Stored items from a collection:

—————

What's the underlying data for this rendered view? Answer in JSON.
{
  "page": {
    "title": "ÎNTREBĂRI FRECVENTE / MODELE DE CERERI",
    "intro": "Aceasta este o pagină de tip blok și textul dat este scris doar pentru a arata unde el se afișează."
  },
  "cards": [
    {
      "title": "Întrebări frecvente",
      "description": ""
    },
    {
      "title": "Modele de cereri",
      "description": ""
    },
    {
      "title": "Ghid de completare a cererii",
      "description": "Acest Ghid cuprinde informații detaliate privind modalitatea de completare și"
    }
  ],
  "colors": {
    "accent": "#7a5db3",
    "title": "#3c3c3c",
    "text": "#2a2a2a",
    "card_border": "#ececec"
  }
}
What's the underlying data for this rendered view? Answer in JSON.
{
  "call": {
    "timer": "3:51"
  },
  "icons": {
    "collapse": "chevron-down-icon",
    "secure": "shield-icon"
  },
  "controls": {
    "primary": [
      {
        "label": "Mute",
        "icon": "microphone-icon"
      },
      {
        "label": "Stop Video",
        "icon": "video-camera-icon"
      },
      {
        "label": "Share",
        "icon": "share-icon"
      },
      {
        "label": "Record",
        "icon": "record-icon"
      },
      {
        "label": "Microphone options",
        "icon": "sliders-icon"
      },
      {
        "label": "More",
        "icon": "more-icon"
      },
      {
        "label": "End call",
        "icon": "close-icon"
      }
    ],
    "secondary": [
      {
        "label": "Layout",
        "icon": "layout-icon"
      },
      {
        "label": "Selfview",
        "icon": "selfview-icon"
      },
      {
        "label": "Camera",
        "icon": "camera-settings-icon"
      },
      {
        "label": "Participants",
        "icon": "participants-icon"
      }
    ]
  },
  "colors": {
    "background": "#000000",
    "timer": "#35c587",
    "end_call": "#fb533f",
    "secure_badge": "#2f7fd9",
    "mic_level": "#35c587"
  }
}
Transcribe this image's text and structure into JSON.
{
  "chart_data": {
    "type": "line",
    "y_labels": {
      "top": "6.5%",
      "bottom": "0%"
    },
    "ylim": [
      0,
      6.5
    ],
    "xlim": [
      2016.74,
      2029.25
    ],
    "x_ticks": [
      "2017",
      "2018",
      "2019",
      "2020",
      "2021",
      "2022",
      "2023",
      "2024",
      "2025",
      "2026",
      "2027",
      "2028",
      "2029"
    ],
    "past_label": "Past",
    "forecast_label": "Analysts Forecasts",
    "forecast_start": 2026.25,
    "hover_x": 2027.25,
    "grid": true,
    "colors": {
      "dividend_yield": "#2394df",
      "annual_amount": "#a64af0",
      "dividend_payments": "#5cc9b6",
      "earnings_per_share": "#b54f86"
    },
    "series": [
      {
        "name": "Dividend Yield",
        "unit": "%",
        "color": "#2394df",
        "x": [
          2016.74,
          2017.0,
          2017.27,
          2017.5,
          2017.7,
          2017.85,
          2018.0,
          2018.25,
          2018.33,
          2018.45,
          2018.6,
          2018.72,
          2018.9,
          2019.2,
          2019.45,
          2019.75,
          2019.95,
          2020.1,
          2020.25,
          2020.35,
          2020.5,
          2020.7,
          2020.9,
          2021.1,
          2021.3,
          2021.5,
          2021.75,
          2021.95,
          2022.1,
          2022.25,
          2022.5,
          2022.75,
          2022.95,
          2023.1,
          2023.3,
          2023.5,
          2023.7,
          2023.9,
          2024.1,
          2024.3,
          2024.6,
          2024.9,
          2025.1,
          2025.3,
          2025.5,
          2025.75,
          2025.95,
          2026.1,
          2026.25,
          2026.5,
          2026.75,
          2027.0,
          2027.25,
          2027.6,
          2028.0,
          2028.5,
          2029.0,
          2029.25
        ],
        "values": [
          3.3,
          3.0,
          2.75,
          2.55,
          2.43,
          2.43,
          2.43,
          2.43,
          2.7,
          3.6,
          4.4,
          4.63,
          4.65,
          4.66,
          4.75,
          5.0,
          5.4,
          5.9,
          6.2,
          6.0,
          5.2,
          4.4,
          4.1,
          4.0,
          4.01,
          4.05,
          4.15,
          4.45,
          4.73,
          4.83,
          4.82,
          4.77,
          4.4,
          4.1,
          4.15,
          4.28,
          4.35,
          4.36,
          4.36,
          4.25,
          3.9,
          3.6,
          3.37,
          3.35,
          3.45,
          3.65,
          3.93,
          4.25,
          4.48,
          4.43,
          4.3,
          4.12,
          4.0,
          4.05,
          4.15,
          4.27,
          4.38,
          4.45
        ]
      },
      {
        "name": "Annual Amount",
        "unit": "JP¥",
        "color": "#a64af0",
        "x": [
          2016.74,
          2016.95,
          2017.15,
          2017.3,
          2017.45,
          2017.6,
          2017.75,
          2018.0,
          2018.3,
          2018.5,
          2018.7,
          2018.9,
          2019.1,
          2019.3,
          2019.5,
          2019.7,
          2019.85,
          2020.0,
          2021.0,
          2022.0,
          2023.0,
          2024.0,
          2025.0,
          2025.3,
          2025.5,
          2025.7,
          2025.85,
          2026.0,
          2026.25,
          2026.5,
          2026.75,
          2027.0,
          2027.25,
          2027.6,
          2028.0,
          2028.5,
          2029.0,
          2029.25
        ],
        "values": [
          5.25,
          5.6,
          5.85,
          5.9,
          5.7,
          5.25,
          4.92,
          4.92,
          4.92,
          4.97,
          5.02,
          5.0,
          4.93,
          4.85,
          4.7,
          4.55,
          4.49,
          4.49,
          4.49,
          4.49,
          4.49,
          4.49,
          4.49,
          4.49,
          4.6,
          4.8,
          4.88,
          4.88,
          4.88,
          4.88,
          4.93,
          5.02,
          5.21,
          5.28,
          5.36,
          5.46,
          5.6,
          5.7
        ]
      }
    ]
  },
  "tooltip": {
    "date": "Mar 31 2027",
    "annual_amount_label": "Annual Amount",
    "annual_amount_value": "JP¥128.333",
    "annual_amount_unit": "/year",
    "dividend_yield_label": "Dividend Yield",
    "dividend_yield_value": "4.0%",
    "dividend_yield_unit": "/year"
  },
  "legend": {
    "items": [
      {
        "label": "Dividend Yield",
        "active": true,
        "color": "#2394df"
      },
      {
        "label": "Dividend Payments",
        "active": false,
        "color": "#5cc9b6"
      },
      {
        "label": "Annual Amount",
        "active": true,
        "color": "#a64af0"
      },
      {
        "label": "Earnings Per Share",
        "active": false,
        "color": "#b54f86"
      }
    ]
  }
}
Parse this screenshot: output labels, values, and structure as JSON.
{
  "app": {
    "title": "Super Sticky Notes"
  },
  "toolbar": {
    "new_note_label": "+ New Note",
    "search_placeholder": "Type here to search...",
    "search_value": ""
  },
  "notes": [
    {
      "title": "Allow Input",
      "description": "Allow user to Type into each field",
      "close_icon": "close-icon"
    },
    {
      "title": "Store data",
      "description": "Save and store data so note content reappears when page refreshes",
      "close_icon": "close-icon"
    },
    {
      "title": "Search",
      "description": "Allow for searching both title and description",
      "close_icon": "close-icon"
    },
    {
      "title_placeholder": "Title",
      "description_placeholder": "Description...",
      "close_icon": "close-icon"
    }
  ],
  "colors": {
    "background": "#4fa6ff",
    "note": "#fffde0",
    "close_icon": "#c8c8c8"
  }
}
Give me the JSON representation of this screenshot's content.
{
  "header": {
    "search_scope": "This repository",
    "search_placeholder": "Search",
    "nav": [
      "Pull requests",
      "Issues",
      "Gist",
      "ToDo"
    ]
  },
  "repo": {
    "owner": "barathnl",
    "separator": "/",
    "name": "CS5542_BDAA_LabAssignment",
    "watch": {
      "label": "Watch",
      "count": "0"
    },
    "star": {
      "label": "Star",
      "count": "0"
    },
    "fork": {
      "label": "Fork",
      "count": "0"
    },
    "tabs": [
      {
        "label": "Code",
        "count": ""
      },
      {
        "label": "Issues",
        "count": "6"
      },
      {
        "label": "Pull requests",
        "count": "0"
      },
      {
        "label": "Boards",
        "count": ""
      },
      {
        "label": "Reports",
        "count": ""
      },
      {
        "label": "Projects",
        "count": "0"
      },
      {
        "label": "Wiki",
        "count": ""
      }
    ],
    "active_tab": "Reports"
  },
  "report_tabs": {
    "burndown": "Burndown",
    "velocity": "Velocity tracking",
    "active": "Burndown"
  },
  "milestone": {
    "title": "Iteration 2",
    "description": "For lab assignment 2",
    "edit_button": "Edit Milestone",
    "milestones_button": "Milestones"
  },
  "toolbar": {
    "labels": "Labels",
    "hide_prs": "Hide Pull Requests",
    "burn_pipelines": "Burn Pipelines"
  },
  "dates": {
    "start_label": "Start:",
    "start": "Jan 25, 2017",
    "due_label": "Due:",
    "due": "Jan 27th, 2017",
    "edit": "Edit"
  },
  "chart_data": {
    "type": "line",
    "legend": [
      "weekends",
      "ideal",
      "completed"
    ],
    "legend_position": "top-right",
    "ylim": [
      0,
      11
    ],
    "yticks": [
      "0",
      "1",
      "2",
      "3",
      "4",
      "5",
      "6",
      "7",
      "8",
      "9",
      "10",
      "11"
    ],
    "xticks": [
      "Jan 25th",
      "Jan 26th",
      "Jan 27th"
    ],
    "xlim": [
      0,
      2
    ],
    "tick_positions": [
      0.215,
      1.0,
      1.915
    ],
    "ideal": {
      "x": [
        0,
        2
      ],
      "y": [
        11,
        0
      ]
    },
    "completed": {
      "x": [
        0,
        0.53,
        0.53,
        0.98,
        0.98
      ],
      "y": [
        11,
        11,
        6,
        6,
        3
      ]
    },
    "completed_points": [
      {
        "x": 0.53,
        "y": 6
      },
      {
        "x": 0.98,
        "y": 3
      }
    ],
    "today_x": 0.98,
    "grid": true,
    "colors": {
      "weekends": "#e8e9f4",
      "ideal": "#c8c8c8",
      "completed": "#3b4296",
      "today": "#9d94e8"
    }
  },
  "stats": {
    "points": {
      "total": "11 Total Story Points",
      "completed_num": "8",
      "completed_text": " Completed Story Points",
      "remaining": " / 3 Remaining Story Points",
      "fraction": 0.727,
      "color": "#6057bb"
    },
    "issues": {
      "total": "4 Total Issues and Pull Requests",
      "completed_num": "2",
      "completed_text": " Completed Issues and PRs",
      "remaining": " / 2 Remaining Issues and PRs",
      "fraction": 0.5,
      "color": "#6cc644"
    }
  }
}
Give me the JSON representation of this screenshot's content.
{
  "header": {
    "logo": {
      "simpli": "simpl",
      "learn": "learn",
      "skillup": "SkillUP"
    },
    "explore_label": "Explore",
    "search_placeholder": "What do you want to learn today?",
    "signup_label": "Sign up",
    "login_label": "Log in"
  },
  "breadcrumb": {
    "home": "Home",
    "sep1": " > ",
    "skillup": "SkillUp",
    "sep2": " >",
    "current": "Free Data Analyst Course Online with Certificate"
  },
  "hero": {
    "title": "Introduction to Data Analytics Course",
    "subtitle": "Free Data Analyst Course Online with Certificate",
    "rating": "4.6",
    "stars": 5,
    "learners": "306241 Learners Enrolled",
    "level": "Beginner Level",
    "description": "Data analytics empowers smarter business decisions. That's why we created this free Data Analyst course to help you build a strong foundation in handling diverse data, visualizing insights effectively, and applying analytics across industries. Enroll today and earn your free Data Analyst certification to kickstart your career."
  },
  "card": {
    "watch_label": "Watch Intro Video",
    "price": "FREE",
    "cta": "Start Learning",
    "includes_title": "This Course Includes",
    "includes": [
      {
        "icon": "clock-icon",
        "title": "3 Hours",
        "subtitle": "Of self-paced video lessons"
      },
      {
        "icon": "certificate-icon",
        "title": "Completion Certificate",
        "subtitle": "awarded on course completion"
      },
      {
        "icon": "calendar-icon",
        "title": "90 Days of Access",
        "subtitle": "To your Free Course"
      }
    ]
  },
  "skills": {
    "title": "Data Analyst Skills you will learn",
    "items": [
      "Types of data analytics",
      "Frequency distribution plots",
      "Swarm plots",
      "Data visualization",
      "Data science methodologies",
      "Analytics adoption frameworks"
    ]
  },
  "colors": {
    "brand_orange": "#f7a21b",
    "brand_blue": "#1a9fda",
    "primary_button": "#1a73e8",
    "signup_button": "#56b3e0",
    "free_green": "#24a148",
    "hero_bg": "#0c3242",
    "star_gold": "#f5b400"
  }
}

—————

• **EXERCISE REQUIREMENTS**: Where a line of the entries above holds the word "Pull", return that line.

• **TASK RESULT**:
      "Pull requests",
        "label": "Pull requests",
    "hide_prs": "Hide Pull Requests",
      "total": "4 Total Issues and Pull Requests",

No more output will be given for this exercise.